R.C. 323.152 currently provides a homestead exemption of 2.5 percent for owner-occupied residential property owners who are totally disabled or at least 65 years old. This credit applies regardless of the owner’s income level. Persons who currently qualify for the exemption will be unaffected, but the bill changes the credit so that persons who are not yet old enough to qualify for the credit will be means-tested when they turn 65. Owners with annual incomes above $30,000 will not be eligible for the exemption. This threshold is indexed for inflation. Individuals applying for the reduction will also have to permit the county auditor to examine any financial records relating to income earned by the applicant.
With respect to new or replacement levies imposed after the bill becomes effective, the 10 percent property tax rollback for residential and agricultural property provided by R.C. 319.302 and the addition 2.5percent exemption for owner-occupied residential property will be eliminated. Existing and renewal levies will not be affected and will remain subject to the 12.5 percent reduction; such levies are referred to as “qualifying levies” in the bill.
These changes are to be effective with the 2014 calendar year.

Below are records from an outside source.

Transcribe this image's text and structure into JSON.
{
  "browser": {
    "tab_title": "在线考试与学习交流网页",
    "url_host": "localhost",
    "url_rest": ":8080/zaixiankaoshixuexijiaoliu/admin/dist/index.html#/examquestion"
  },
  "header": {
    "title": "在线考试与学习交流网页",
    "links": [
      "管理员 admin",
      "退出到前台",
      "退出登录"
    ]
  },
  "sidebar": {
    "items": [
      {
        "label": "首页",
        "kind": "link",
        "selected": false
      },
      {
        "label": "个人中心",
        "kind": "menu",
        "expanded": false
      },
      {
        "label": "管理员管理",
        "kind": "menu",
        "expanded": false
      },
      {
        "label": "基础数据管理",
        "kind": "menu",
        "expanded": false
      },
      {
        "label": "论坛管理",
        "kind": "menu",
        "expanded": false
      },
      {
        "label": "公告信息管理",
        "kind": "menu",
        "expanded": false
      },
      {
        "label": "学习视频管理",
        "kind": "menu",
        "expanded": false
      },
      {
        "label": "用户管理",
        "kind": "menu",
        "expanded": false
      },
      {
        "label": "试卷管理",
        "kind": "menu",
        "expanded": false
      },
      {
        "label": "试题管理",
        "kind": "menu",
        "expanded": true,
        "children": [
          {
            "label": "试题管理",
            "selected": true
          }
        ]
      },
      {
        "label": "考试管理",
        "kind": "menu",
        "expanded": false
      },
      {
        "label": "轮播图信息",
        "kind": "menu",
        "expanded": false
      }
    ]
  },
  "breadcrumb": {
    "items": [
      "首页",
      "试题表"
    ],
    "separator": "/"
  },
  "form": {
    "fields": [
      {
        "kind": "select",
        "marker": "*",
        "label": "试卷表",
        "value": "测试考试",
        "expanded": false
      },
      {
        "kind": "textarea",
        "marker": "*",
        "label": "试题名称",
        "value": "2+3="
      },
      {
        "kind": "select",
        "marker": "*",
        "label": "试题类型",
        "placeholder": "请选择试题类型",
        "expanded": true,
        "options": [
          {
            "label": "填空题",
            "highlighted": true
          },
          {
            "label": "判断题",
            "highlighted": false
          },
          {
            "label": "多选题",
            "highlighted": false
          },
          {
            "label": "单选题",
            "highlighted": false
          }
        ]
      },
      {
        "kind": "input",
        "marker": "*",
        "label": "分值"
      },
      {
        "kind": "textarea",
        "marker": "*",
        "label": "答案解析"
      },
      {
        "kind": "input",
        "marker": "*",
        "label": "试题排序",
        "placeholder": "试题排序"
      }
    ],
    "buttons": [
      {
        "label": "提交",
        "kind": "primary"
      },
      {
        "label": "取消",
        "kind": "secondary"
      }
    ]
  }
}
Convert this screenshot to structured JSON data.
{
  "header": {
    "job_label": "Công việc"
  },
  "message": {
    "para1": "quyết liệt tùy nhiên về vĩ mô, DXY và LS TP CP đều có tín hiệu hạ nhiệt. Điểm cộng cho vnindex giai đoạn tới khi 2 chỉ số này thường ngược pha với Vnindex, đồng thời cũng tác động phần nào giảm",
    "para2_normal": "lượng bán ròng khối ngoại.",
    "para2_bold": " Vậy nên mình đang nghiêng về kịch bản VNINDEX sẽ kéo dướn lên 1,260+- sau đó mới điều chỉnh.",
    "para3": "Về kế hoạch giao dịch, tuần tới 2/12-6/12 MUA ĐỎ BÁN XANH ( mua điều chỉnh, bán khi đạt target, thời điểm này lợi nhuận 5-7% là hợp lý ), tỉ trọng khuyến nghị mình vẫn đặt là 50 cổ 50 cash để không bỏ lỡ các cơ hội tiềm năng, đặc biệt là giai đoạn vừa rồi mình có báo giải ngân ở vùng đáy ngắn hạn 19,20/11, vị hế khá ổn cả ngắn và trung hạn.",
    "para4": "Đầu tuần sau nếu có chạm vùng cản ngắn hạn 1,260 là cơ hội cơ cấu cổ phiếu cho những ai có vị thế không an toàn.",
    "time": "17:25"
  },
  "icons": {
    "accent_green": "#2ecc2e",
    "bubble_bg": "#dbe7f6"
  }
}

The state sales and use tax rates will be increased by one-quarter of one percent, from 5.5 percent to 5.75 percent. Ohio will become a full member in the Streamlined Sales Tax Initiative so that it may be able to collect more use tax from remote sellers. This provision, which relates to tax that is currently due, but is uncollected, is expected to generate roughly $20 million annually in new revenue.
The sale of “specified digital products” will become taxable. Such products include digital audiovisual and audio works, and books delivered electronically. “Specified digital products” does not include cable service or video programming. The existing exemption for magazine subscriptions is repealed.
Commercial Activity Tax
Currently, a taxpayer with annual taxable gross receipts of less than $1 million pays only the $150 minimum tax. The threshold is dropped to $500,000, so that taxpayers with annual taxable gross receipts between $500,000 and $1 million will also pay the tax associated with the 0.26 percent rate. Taxpayers currently paying the CAT on annual receipts in excess of $1 million will see a tax increase of approximately $1,300 as a result of this change. Other taxpayers with annual taxable receipts in excess of $500,000 will see a smaller increase.
So-called little cigars will be taxed in the same manner as cigarettes. This will result in a slightly higher tax on those products. This change would be effective January 1, 2014.
This proposal continues the effort to move Ohio away from taxing income, towards taxing consumption, and increasing tax transparency with respect to the elimination of the real property tax roll-backs on new levies. According to a press release issued by the House and Senate majority caucuses the net tax change over three years looks like this:
Click here to view table.
Both the house and the senate are expected to hold hearings on the proposal prior to action by both chambers to concur in the changes.